■ Records shown
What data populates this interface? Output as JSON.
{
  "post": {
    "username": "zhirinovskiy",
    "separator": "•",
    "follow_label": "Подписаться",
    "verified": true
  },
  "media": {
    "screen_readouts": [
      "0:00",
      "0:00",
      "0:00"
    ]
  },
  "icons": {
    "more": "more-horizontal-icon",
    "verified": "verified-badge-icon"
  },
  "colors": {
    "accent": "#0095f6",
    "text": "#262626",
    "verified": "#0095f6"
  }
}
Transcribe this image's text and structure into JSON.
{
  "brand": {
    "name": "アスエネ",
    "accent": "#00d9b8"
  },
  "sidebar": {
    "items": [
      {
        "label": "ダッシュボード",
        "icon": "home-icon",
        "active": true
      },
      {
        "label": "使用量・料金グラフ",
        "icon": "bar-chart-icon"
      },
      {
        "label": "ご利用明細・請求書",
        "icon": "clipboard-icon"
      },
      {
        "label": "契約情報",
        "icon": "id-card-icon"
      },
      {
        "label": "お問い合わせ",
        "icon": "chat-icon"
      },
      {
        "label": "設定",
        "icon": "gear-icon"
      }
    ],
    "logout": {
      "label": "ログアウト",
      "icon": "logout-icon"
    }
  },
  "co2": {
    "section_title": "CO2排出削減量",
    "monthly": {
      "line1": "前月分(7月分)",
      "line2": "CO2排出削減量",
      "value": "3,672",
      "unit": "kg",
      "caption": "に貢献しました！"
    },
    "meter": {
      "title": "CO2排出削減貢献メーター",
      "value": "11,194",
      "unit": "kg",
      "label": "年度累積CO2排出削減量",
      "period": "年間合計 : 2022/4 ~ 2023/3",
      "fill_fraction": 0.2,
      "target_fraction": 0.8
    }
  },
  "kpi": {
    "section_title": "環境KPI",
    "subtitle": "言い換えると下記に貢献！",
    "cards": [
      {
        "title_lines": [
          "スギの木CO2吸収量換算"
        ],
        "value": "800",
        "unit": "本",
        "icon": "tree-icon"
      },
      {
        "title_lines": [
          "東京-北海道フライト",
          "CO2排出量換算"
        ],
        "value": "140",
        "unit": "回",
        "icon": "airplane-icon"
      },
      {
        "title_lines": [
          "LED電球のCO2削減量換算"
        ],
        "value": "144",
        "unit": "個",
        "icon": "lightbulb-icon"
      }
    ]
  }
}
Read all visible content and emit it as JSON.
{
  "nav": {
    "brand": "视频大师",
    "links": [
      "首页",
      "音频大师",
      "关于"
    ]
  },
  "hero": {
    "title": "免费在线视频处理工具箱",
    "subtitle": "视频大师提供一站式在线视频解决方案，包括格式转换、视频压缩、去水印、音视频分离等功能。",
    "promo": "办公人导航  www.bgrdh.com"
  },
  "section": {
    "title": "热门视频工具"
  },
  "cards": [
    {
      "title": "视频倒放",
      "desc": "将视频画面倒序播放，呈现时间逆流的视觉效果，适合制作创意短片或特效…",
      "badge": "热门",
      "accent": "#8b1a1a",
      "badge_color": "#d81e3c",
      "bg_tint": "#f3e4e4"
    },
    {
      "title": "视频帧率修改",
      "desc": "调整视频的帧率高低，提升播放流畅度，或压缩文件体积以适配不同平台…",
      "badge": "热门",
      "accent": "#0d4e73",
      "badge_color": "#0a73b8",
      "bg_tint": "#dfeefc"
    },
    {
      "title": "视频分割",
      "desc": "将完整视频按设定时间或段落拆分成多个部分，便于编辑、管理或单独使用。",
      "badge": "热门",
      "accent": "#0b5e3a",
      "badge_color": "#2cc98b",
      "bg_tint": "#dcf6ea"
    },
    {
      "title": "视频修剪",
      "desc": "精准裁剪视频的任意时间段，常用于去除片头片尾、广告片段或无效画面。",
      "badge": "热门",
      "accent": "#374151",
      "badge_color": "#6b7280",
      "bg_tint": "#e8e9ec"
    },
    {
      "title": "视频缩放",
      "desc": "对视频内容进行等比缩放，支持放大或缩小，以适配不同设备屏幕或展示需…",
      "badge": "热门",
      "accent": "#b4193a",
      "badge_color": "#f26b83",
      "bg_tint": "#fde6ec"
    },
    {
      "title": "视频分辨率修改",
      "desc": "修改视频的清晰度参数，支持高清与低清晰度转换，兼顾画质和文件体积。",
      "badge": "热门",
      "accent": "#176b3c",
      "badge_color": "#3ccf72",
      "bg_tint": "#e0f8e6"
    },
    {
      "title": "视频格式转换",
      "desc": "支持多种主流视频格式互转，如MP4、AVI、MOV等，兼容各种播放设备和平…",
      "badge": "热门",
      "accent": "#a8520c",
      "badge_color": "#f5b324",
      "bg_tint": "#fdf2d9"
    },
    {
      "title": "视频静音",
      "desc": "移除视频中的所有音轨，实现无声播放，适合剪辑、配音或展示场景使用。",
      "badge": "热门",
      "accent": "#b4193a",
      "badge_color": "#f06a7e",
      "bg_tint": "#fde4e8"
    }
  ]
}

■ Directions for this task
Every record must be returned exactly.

■ Task solution
What data populates this interface? Output as JSON.
{
  "post": {
    "username": "zhirinovskiy",
    "separator": "•",
    "follow_label": "Подписаться",
    "verified": true
  },
  "media": {
    "screen_readouts": [
      "0:00",
      "0:00",
      "0:00"
    ]
  },
  "icons": {
    "more": "more-horizontal-icon",
    "verified": "verified-badge-icon"
  },
  "colors": {
    "accent": "#0095f6",
    "text": "#262626",
    "verified": "#0095f6"
  }
}
Transcribe this image's text and structure into JSON.
{
  "brand": {
    "name": "アスエネ",
    "accent": "#00d9b8"
  },
  "sidebar": {
    "items": [
      {
        "label": "ダッシュボード",
        "icon": "home-icon",
        "active": true
      },
      {
        "label": "使用量・料金グラフ",
        "icon": "bar-chart-icon"
      },
      {
        "label": "ご利用明細・請求書",
        "icon": "clipboard-icon"
      },
      {
        "label": "契約情報",
        "icon": "id-card-icon"
      },
      {
        "label": "お問い合わせ",
        "icon": "chat-icon"
      },
      {
        "label": "設定",
        "icon": "gear-icon"
      }
    ],
    "logout": {
      "label": "ログアウト",
      "icon": "logout-icon"
    }
  },
  "co2": {
    "section_title": "CO2排出削減量",
    "monthly": {
      "line1": "前月分(7月分)",
      "line2": "CO2排出削減量",
      "value": "3,672",
      "unit": "kg",
      "caption": "に貢献しました！"
    },
    "meter": {
      "title": "CO2排出削減貢献メーター",
      "value": "11,194",
      "unit": "kg",
      "label": "年度累積CO2排出削減量",
      "period": "年間合計 : 2022/4 ~ 2023/3",
      "fill_fraction": 0.2,
      "target_fraction": 0.8
    }
  },
  "kpi": {
    "section_title": "環境KPI",
    "subtitle": "言い換えると下記に貢献！",
    "cards": [
      {
        "title_lines": [
          "スギの木CO2吸収量換算"
        ],
        "value": "800",
        "unit": "本",
        "icon": "tree-icon"
      },
      {
        "title_lines": [
          "東京-北海道フライト",
          "CO2排出量換算"
        ],
        "value": "140",
        "unit": "回",
        "icon": "airplane-icon"
      },
      {
        "title_lines": [
          "LED電球のCO2削減量換算"
        ],
        "value": "144",
        "unit": "個",
        "icon": "lightbulb-icon"
      }
    ]
  }
}
Read all visible content and emit it as JSON.
{
  "nav": {
    "brand": "视频大师",
    "links": [
      "首页",
      "音频大师",
      "关于"
    ]
  },
  "hero": {
    "title": "免费在线视频处理工具箱",
    "subtitle": "视频大师提供一站式在线视频解决方案，包括格式转换、视频压缩、去水印、音视频分离等功能。",
    "promo": "办公人导航  www.bgrdh.com"
  },
  "section": {
    "title": "热门视频工具"
  },
  "cards": [
    {
      "title": "视频倒放",
      "desc": "将视频画面倒序播放，呈现时间逆流的视觉效果，适合制作创意短片或特效…",
      "badge": "热门",
      "accent": "#8b1a1a",
      "badge_color": "#d81e3c",
      "bg_tint": "#f3e4e4"
    },
    {
      "title": "视频帧率修改",
      "desc": "调整视频的帧率高低，提升播放流畅度，或压缩文件体积以适配不同平台…",
      "badge": "热门",
      "accent": "#0d4e73",
      "badge_color": "#0a73b8",
      "bg_tint": "#dfeefc"
    },
    {
      "title": "视频分割",
      "desc": "将完整视频按设定时间或段落拆分成多个部分，便于编辑、管理或单独使用。",
      "badge": "热门",
      "accent": "#0b5e3a",
      "badge_color": "#2cc98b",
      "bg_tint": "#dcf6ea"
    },
    {
      "title": "视频修剪",
      "desc": "精准裁剪视频的任意时间段，常用于去除片头片尾、广告片段或无效画面。",
      "badge": "热门",
      "accent": "#374151",
      "badge_color": "#6b7280",
      "bg_tint": "#e8e9ec"
    },
    {
      "title": "视频缩放",
      "desc": "对视频内容进行等比缩放，支持放大或缩小，以适配不同设备屏幕或展示需…",
      "badge": "热门",
      "accent": "#b4193a",
      "badge_color": "#f26b83",
      "bg_tint": "#fde6ec"
    },
    {
      "title": "视频分辨率修改",
      "desc": "修改视频的清晰度参数，支持高清与低清晰度转换，兼顾画质和文件体积。",
      "badge": "热门",
      "accent": "#176b3c",
      "badge_color": "#3ccf72",
      "bg_tint": "#e0f8e6"
    },
    {
      "title": "视频格式转换",
      "desc": "支持多种主流视频格式互转，如MP4、AVI、MOV等，兼容各种播放设备和平…",
      "badge": "热门",
      "accent": "#a8520c",
      "badge_color": "#f5b324",
      "bg_tint": "#fdf2d9"
    },
    {
      "title": "视频静音",
      "desc": "移除视频中的所有音轨，实现无声播放，适合剪辑、配音或展示场景使用。",
      "badge": "热门",
      "accent": "#b4193a",
      "badge_color": "#f06a7e",
      "bg_tint": "#fde4e8"
    }
  ]
}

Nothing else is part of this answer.